## Recorded data
= = = = = = =
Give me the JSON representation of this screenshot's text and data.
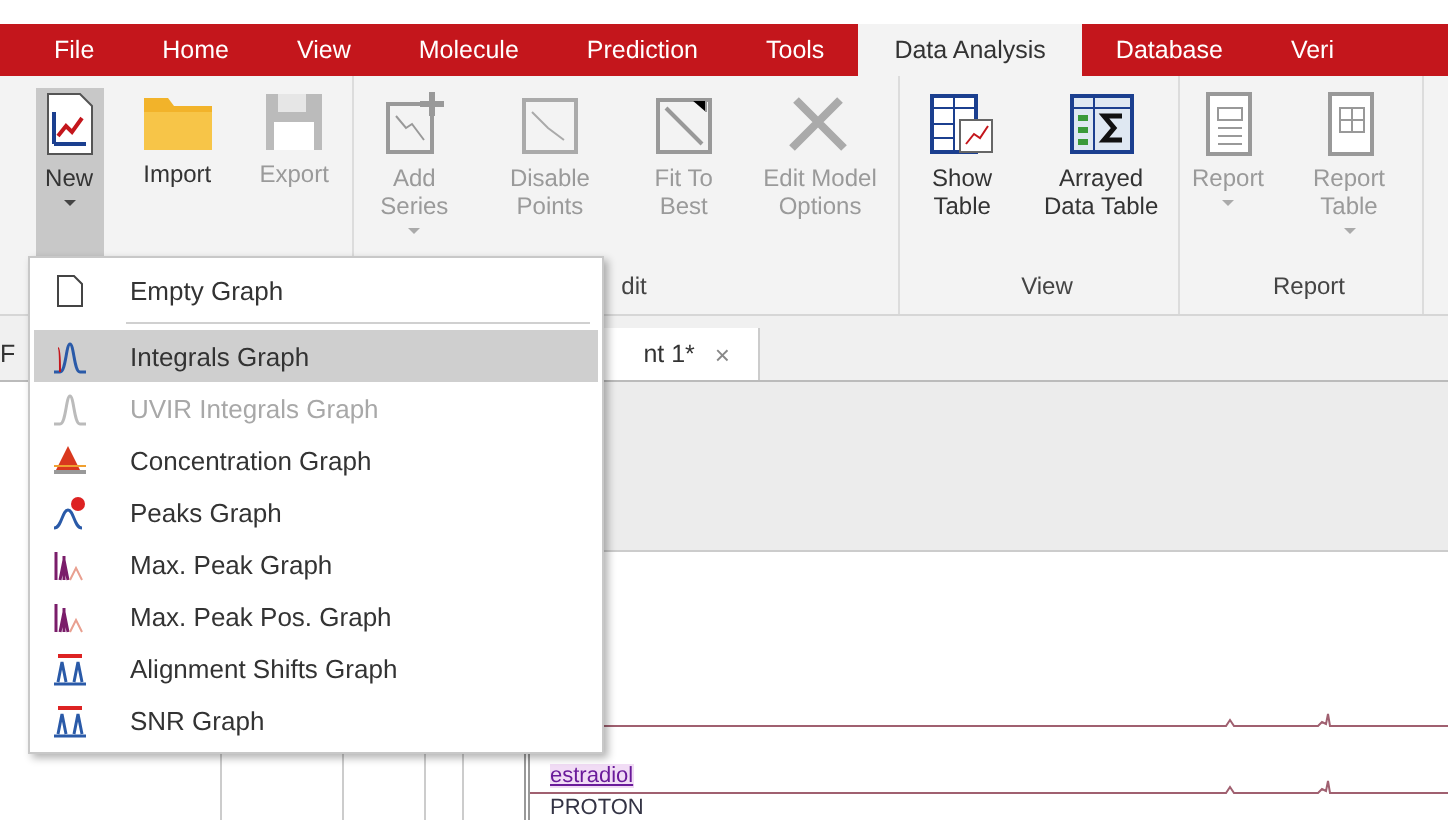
{
  "menu_tabs": [
    {
      "label": "File",
      "selected": false
    },
    {
      "label": "Home",
      "selected": false
    },
    {
      "label": "View",
      "selected": false
    },
    {
      "label": "Molecule",
      "selected": false
    },
    {
      "label": "Prediction",
      "selected": false
    },
    {
      "label": "Tools",
      "selected": false
    },
    {
      "label": "Data Analysis",
      "selected": true
    },
    {
      "label": "Database",
      "selected": false
    },
    {
      "label": "Veri",
      "selected": false
    }
  ],
  "ribbon_groups": [
    {
      "buttons": [
        {
          "label": "New",
          "disabled": false,
          "pressed": true,
          "dropdown": true
        },
        {
          "label": "Import",
          "disabled": false,
          "pressed": false,
          "dropdown": false
        },
        {
          "label": "Export",
          "disabled": true,
          "pressed": false,
          "dropdown": false
        }
      ]
    },
    {
      "label": "dit",
      "buttons": [
        {
          "label": "Add Series",
          "disabled": true,
          "pressed": false,
          "dropdown": true
        },
        {
          "label": "Disable Points",
          "disabled": true,
          "pressed": false,
          "dropdown": false
        },
        {
          "label": "Fit To Best",
          "disabled": true,
          "pressed": false,
          "dropdown": false
        },
        {
          "label": "Edit Model Options",
          "disabled": true,
          "pressed": false,
          "dropdown": false
        }
      ]
    },
    {
      "label": "View",
      "buttons": [
        {
          "label": "Show Table",
          "disabled": false,
          "pressed": false,
          "dropdown": false
        },
        {
          "label": "Arrayed Data Table",
          "disabled": false,
          "pressed": false,
          "dropdown": false
        }
      ]
    },
    {
      "label": "Report",
      "buttons": [
        {
          "label": "Report",
          "disabled": true,
          "pressed": false,
          "dropdown": true
        },
        {
          "label": "Report Table",
          "disabled": true,
          "pressed": false,
          "dropdown": true
        }
      ]
    }
  ],
  "doc_tabs": [
    {
      "label": "F",
      "selected": false
    },
    {
      "label": "nt 1*",
      "selected": true,
      "close": "×"
    }
  ],
  "traces": [
    {
      "label": "estradiol"
    },
    {
      "label": "PROTON"
    }
  ],
  "new_menu": {
    "sections": [
      [
        {
          "label": "Empty Graph",
          "selected": false,
          "disabled": false
        }
      ],
      [
        {
          "label": "Integrals Graph",
          "selected": true,
          "disabled": false
        },
        {
          "label": "UVIR Integrals Graph",
          "selected": false,
          "disabled": true
        },
        {
          "label": "Concentration Graph",
          "selected": false,
          "disabled": false
        },
        {
          "label": "Peaks Graph",
          "selected": false,
          "disabled": false
        },
        {
          "label": "Max. Peak Graph",
          "selected": false,
          "disabled": false
        },
        {
          "label": "Max. Peak Pos. Graph",
          "selected": false,
          "disabled": false
        },
        {
          "label": "Alignment Shifts Graph",
          "selected": false,
          "disabled": false
        },
        {
          "label": "SNR Graph",
          "selected": false,
          "disabled": false
        }
      ]
    ]
  }
}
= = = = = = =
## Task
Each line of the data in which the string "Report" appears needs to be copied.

## Answer to this task
      "label": "Report",
          "label": "Report",
          "label": "Report Table",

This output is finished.